[GOAL OF THE EXERCISE] Output the records. Match them exactly.

== == ==

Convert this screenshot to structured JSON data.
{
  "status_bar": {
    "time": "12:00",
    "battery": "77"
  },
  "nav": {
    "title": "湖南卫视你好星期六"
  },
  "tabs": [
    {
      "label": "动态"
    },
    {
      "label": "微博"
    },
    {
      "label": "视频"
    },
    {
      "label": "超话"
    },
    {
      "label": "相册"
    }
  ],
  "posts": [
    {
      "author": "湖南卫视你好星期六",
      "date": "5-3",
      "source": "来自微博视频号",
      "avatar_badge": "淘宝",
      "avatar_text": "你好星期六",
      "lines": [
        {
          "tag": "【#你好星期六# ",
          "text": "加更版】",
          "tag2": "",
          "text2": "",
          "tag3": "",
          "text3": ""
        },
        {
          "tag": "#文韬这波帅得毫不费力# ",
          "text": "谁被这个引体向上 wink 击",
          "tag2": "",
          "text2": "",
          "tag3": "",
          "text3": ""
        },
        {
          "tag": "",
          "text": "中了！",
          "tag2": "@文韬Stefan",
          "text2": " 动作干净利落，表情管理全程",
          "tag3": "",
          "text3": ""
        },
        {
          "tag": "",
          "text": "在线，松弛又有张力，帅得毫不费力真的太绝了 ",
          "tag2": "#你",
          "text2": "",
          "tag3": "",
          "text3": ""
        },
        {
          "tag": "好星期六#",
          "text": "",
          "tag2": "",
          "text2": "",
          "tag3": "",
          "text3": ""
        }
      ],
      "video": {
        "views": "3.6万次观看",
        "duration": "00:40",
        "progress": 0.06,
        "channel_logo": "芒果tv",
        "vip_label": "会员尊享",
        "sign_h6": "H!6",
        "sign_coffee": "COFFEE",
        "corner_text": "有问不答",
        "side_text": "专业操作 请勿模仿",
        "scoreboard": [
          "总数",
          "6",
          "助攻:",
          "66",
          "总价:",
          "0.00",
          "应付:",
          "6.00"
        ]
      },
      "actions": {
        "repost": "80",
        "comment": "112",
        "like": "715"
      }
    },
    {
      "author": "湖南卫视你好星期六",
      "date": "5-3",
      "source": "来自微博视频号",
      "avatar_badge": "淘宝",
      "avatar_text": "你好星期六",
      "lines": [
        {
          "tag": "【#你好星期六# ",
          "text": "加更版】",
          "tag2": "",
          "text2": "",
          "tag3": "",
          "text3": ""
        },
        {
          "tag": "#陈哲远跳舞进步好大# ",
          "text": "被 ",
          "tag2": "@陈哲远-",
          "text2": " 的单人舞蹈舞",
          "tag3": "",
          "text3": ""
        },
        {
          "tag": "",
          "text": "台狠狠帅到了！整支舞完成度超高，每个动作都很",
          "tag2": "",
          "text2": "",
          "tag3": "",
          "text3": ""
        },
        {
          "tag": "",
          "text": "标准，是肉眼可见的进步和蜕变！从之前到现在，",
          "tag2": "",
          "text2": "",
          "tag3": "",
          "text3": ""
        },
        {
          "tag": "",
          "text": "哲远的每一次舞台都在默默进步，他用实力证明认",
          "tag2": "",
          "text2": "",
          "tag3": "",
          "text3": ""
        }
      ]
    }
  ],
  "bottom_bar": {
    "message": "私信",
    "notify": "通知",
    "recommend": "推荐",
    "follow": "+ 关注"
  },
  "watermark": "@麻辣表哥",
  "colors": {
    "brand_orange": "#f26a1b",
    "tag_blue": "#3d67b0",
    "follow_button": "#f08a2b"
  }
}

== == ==

[ANSWER TO THE PROBLEM]
Convert this screenshot to structured JSON data.
{
  "status_bar": {
    "time": "12:00",
    "battery": "77"
  },
  "nav": {
    "title": "湖南卫视你好星期六"
  },
  "tabs": [
    {
      "label": "动态"
    },
    {
      "label": "微博"
    },
    {
      "label": "视频"
    },
    {
      "label": "超话"
    },
    {
      "label": "相册"
    }
  ],
  "posts": [
    {
      "author": "湖南卫视你好星期六",
      "date": "5-3",
      "source": "来自微博视频号",
      "avatar_badge": "淘宝",
      "avatar_text": "你好星期六",
      "lines": [
        {
          "tag": "【#你好星期六# ",
          "text": "加更版】",
          "tag2": "",
          "text2": "",
          "tag3": "",
          "text3": ""
        },
        {
          "tag": "#文韬这波帅得毫不费力# ",
          "text": "谁被这个引体向上 wink 击",
          "tag2": "",
          "text2": "",
          "tag3": "",
          "text3": ""
        },
        {
          "tag": "",
          "text": "中了！",
          "tag2": "@文韬Stefan",
          "text2": " 动作干净利落，表情管理全程",
          "tag3": "",
          "text3": ""
        },
        {
          "tag": "",
          "text": "在线，松弛又有张力，帅得毫不费力真的太绝了 ",
          "tag2": "#你",
          "text2": "",
          "tag3": "",
          "text3": ""
        },
        {
          "tag": "好星期六#",
          "text": "",
          "tag2": "",
          "text2": "",
          "tag3": "",
          "text3": ""
        }
      ],
      "video": {
        "views": "3.6万次观看",
        "duration": "00:40",
        "progress": 0.06,
        "channel_logo": "芒果tv",
        "vip_label": "会员尊享",
        "sign_h6": "H!6",
        "sign_coffee": "COFFEE",
        "corner_text": "有问不答",
        "side_text": "专业操作 请勿模仿",
        "scoreboard": [
          "总数",
          "6",
          "助攻:",
          "66",
          "总价:",
          "0.00",
          "应付:",
          "6.00"
        ]
      },
      "actions": {
        "repost": "80",
        "comment": "112",
        "like": "715"
      }
    },
    {
      "author": "湖南卫视你好星期六",
      "date": "5-3",
      "source": "来自微博视频号",
      "avatar_badge": "淘宝",
      "avatar_text": "你好星期六",
      "lines": [
        {
          "tag": "【#你好星期六# ",
          "text": "加更版】",
          "tag2": "",
          "text2": "",
          "tag3": "",
          "text3": ""
        },
        {
          "tag": "#陈哲远跳舞进步好大# ",
          "text": "被 ",
          "tag2": "@陈哲远-",
          "text2": " 的单人舞蹈舞",
          "tag3": "",
          "text3": ""
        },
        {
          "tag": "",
          "text": "台狠狠帅到了！整支舞完成度超高，每个动作都很",
          "tag2": "",
          "text2": "",
          "tag3": "",
          "text3": ""
        },
        {
          "tag": "",
          "text": "标准，是肉眼可见的进步和蜕变！从之前到现在，",
          "tag2": "",
          "text2": "",
          "tag3": "",
          "text3": ""
        },
        {
          "tag": "",
          "text": "哲远的每一次舞台都在默默进步，他用实力证明认",
          "tag2": "",
          "text2": "",
          "tag3": "",
          "text3": ""
        }
      ]
    }
  ],
  "bottom_bar": {
    "message": "私信",
    "notify": "通知",
    "recommend": "推荐",
    "follow": "+ 关注"
  },
  "watermark": "@麻辣表哥",
  "colors": {
    "brand_orange": "#f26a1b",
    "tag_blue": "#3d67b0",
    "follow_button": "#f08a2b"
  }
}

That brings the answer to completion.